→ **WHAT YOU HAVE TO DO**: Locate the word "true" in the data below, then copy every line that holds it.

→ **DATA LISTING**:
* * *
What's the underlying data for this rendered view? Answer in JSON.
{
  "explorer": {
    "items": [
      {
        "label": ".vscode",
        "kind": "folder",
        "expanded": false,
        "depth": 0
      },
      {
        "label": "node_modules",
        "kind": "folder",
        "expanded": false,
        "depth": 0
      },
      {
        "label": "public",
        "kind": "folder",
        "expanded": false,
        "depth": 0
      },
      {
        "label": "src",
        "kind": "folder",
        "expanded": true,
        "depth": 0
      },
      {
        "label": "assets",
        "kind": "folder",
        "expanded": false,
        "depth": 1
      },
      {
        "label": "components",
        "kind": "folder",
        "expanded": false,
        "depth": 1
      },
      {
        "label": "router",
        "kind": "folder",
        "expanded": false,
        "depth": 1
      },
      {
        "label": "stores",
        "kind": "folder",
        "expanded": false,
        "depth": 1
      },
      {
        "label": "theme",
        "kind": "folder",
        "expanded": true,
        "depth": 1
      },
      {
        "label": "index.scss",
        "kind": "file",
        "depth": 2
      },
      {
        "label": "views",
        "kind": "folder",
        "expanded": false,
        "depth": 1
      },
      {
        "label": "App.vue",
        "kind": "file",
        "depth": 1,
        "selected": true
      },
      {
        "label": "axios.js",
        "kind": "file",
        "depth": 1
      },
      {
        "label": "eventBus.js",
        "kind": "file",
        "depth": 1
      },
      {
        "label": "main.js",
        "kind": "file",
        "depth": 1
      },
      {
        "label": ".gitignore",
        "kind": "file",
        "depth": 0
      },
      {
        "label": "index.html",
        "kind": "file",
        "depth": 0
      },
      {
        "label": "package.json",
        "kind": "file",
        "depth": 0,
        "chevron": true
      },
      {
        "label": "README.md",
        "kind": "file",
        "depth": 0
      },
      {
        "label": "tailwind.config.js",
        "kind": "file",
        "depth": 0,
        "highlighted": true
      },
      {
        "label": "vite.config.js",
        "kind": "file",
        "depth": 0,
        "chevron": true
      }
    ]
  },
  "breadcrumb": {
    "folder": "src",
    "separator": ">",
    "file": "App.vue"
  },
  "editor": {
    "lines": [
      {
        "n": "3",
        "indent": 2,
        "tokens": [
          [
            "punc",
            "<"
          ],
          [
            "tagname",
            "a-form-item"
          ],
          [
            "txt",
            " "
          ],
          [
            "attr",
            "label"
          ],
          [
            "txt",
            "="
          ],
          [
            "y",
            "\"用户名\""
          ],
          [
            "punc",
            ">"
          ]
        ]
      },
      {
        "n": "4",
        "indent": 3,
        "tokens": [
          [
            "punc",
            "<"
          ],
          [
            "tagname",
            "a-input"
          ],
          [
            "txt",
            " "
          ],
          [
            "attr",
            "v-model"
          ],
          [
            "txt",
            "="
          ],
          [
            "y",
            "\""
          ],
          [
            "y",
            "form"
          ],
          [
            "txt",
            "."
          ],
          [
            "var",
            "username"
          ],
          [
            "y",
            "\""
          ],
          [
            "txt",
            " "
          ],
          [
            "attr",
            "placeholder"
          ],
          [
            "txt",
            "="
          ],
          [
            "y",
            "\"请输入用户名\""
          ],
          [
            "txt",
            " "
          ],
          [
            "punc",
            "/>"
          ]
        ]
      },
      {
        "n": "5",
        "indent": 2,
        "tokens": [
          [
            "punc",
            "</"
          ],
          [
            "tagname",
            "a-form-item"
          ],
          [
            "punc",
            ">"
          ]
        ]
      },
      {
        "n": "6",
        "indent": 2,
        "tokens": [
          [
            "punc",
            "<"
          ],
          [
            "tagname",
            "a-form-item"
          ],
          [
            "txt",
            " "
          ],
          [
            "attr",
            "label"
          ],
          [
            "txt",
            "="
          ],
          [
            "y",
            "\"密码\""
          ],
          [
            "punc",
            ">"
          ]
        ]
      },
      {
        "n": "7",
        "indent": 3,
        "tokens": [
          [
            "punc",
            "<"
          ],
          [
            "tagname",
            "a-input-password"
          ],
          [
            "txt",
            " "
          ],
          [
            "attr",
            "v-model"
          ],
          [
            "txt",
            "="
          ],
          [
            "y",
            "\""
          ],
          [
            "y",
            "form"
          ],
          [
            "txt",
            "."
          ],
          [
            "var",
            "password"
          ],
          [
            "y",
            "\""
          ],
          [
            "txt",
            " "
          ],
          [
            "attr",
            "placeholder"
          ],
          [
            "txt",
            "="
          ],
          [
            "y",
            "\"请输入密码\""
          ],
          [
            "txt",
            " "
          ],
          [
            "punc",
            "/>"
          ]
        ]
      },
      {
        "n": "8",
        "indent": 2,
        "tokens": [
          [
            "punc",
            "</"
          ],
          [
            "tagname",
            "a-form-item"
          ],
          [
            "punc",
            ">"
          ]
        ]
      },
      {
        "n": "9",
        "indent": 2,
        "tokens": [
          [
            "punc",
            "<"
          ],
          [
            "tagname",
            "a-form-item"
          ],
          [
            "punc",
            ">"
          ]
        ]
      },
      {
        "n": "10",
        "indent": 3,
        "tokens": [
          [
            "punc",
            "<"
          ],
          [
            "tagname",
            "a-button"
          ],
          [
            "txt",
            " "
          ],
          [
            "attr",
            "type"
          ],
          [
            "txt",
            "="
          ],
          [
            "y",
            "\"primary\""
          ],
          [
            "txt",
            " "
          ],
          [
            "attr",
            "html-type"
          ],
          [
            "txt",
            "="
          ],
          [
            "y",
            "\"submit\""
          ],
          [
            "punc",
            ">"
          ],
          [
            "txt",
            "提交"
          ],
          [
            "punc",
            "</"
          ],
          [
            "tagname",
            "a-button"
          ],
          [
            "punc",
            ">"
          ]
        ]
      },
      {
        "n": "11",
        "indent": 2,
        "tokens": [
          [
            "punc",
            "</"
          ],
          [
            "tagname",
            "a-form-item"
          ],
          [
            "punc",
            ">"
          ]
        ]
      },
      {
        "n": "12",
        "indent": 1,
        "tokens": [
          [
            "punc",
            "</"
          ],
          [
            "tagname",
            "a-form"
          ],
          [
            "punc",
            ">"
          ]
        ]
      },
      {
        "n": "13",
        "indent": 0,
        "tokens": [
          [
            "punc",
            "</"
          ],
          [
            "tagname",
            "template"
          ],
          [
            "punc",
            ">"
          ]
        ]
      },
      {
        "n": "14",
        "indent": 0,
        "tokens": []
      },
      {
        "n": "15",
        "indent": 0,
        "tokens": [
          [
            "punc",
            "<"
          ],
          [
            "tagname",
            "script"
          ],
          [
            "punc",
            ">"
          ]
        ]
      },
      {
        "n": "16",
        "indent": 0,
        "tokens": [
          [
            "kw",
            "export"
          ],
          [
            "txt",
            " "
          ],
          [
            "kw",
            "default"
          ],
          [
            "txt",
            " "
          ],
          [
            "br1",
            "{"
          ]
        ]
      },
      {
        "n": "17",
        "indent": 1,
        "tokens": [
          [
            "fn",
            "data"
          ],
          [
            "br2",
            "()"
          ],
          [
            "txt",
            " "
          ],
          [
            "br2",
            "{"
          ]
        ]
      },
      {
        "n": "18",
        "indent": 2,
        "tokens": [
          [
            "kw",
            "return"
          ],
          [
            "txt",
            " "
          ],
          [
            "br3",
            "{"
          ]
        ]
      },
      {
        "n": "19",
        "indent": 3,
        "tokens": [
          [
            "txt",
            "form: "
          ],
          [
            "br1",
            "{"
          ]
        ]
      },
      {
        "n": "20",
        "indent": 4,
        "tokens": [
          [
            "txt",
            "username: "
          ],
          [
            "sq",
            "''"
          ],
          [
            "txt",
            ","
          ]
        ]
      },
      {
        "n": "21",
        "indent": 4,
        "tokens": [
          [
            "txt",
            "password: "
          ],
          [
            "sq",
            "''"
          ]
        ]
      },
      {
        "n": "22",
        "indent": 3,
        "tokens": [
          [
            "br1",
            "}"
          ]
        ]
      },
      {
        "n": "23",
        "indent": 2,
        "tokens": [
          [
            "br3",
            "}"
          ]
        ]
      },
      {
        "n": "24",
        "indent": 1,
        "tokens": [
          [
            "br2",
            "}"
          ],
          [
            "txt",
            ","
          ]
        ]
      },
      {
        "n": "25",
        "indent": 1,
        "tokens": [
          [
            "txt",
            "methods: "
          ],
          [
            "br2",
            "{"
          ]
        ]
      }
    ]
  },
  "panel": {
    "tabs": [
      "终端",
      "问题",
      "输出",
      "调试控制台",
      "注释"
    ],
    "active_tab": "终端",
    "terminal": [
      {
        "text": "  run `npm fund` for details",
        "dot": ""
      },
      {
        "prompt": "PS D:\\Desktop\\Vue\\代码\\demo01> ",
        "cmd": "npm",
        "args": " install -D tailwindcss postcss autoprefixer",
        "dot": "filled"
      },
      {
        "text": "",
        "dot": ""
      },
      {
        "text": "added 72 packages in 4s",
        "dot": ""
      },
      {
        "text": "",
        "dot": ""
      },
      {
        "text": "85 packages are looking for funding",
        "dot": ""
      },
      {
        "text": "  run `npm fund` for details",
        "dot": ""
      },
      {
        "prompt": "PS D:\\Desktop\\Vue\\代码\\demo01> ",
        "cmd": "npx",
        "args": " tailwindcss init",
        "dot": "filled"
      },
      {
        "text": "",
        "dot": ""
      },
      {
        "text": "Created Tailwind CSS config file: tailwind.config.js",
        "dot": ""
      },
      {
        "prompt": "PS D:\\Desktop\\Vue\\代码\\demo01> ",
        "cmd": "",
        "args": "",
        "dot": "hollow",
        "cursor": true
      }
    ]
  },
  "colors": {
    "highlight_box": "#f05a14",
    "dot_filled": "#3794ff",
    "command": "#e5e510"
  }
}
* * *
→ **EXPECTED ANSWER**:
        "expanded": true,
        "expanded": true,
        "selected": true
        "chevron": true
        "highlighted": true
        "chevron": true
        "cursor": true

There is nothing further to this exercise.